The AC97 was an unusual model even in it's own time. The rather stark, modernist design by Jesse Collins, was straight out of "Metropolis", and must have looked at if it had landed from another planet in the largely Edwardian living rooms of the period. It was unlike any other Ekco before or since, with it's "Mystic Eye" tuning indicator... read more >>
Standard Color Code Charts
The Radio Manufacturers Association In 1924, a group of prominent radio manufacturers formed the Associated Radio Manufacturers. This organization was designed to control the licensing of the large number of radio patents so that each member could have access to all the relevant patents necessary to build radio transmitters, antennas and receivers. In the same year, the organization changed its name... read more >>
Sold in seven minutes! - McMichael 135
The firm of McMichael Radio, based in Slough, was established in the early 1920s by Leslie McMichael, in collaboration with design engineer Ben Hesketh. (Until the late 30s, sets carried the initials M-H, which stood for McMichael-Hesketh.) Their sets were very solidly engineered, and made to a high standard.
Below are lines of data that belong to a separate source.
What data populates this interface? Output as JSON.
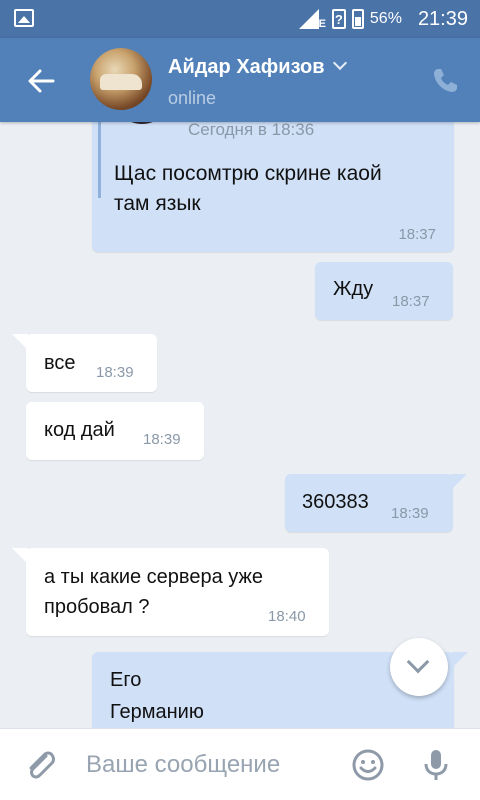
{
  "status_bar": {
    "network": "E",
    "battery_percent": "56%",
    "time": "21:39"
  },
  "header": {
    "contact_name": "Айдар Хафизов",
    "status": "online",
    "icons": [
      "back-arrow-icon",
      "chevron-down-icon",
      "phone-icon"
    ]
  },
  "forwarded": {
    "date": "Сегодня в 18:36",
    "text_line1": "Щас посомтрю скрине каой",
    "text_line2": "там язык",
    "time": "18:37"
  },
  "messages": [
    {
      "direction": "out",
      "text": "Жду",
      "time": "18:37"
    },
    {
      "direction": "in",
      "text": "все",
      "time": "18:39"
    },
    {
      "direction": "in",
      "text": "код дай",
      "time": "18:39"
    },
    {
      "direction": "out",
      "text": "360383",
      "time": "18:39"
    },
    {
      "direction": "in",
      "text_line1": "а ты какие сервера уже",
      "text_line2": "пробовал ?",
      "time": "18:40"
    },
    {
      "direction": "out",
      "text_line1": "Его",
      "text_line2": "Германию"
    }
  ],
  "composer": {
    "placeholder": "Ваше сообщение",
    "icons": [
      "attach-icon",
      "emoji-icon",
      "microphone-icon"
    ]
  },
  "colors": {
    "header": "#5181b8",
    "status_bar": "#4a73a8",
    "outgoing_bubble": "#cfe0f7",
    "incoming_bubble": "#ffffff",
    "chat_background": "#ebeef2"
  }
}
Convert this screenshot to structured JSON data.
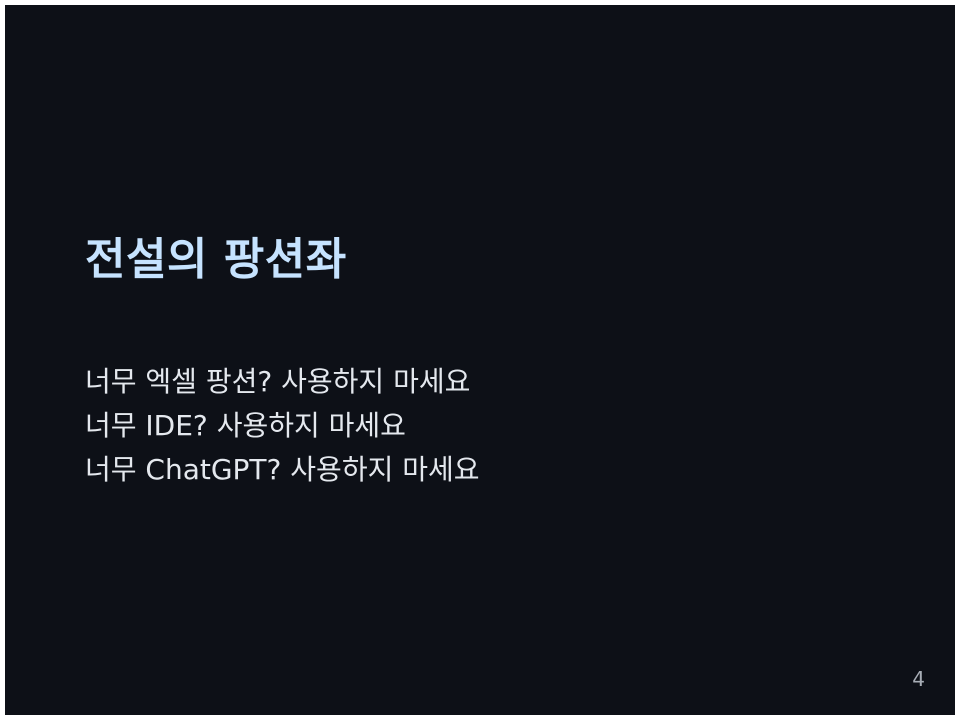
{
  "slide": {
    "title": "전설의 팡션좌",
    "lines": [
      "너무 엑셀 팡션? 사용하지 마세요",
      "너무 IDE? 사용하지 마세요",
      "너무 ChatGPT? 사용하지 마세요"
    ],
    "page_number": "4",
    "colors": {
      "background": "#0d1017",
      "title": "#c6e3ff",
      "body_text": "#e4e8ee",
      "page_number": "#a7adb6"
    }
  }
}
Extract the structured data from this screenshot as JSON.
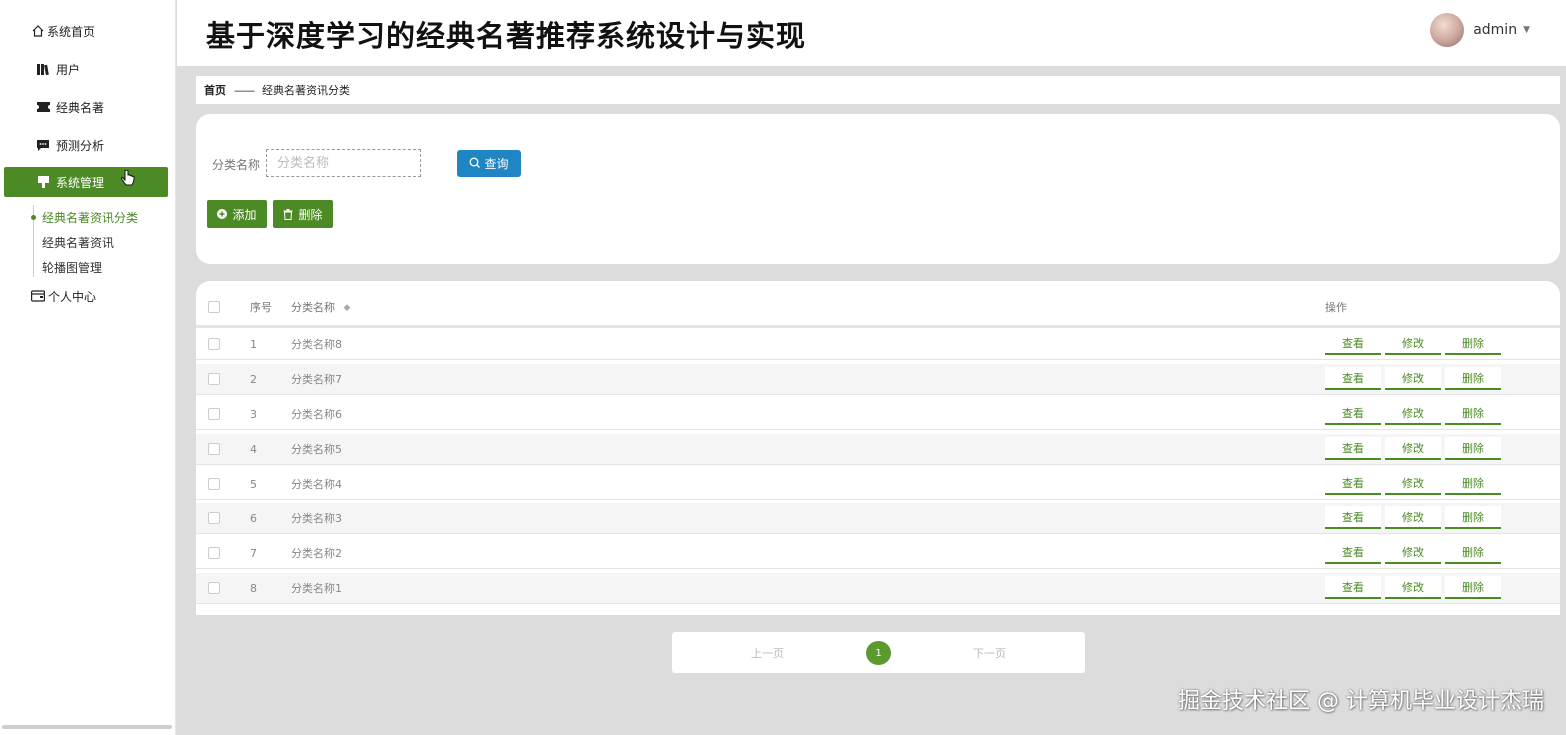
{
  "sidebar": {
    "home": "系统首页",
    "items": [
      {
        "label": "用户",
        "icon": "book-icon"
      },
      {
        "label": "经典名著",
        "icon": "ticket-icon"
      },
      {
        "label": "预测分析",
        "icon": "chat-icon"
      },
      {
        "label": "系统管理",
        "icon": "cup-icon"
      }
    ],
    "sub_items": [
      "经典名著资讯分类",
      "经典名著资讯",
      "轮播图管理"
    ],
    "personal": "个人中心"
  },
  "header": {
    "title": "基于深度学习的经典名著推荐系统设计与实现",
    "username": "admin"
  },
  "breadcrumb": {
    "home": "首页",
    "separator": "——",
    "current": "经典名著资讯分类"
  },
  "search": {
    "label": "分类名称",
    "placeholder": "分类名称",
    "query_label": "查询",
    "add_label": "添加",
    "delete_label": "删除"
  },
  "table": {
    "headers": {
      "index": "序号",
      "name": "分类名称",
      "ops": "操作"
    },
    "rows": [
      {
        "index": "1",
        "name": "分类名称8"
      },
      {
        "index": "2",
        "name": "分类名称7"
      },
      {
        "index": "3",
        "name": "分类名称6"
      },
      {
        "index": "4",
        "name": "分类名称5"
      },
      {
        "index": "5",
        "name": "分类名称4"
      },
      {
        "index": "6",
        "name": "分类名称3"
      },
      {
        "index": "7",
        "name": "分类名称2"
      },
      {
        "index": "8",
        "name": "分类名称1"
      }
    ],
    "ops": {
      "view": "查看",
      "edit": "修改",
      "delete": "删除"
    }
  },
  "pager": {
    "prev": "上一页",
    "page": "1",
    "next": "下一页"
  },
  "watermark": "掘金技术社区 @ 计算机毕业设计杰瑞",
  "colors": {
    "accent": "#4b8a25",
    "query": "#1f86c3"
  }
}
They also went to a lot of trouble with promotion, publicity... read more >>
Sickness caused by an old Pye
When I was about 10 years old, a friend at school had an old radio given to him by his grandmother, rather than throwing it away after the radio shop man had pronounced it not worth repairing. It was a big heavy thing, with a door on the back that opened to reveal the mysterious innards, and a cut out... read more >>
Repairing valve radio sets
Very early sets made in the twenties and early thirties were mostly T.R.F. (Tuned Radio Frequency) design then the superhet (SUPERsonic HETerodyne) circuit was developed and, due to it’s superior performance took over as the basic design of virtually all sets from the thirties to the present day.T.R.F. SetsThe earliest radio sets (1920s to mid 1930s) were known as T.R.F... read more >>
Philco - People power!
By the mid 30s, wireless was no longer a luxury for the middle classes, but a part of everyday life for many families. Manufacturers realised that there was a mass market just waiting for a cheap, reliable and efficient radio, which could be marketed as such.The concept of mass produced goods for all had originated in America, at first in... read more >>
How Does a Superheterodyne Radio Work?
A Historical Background and Theory of OperationThe superheterodyne receiver circuit made it's first appearance on the market in the mid 20's, and represented a great step forward in radio technology. This new circuit offered incredible sensitivity and selectivity, far superior to the regenerative and TRF designs. The better and cheaper superheterodyne circuit soon became the standard of radio receiver design,... read more >>
The Crystal Set The Crystal Detector Circuit The Hook-Up or Circuit Circuit With Coupler Difficulty with Selectivity Picture Diagram of Set
The Crystal SetThe crystal set has always seemed the most wonderful of all radio receivers, for with this device we employ the feeble energy of the radio waves alone to vibrate the diaphragms of the phones without aid or reinforcement from local sources of... read more >>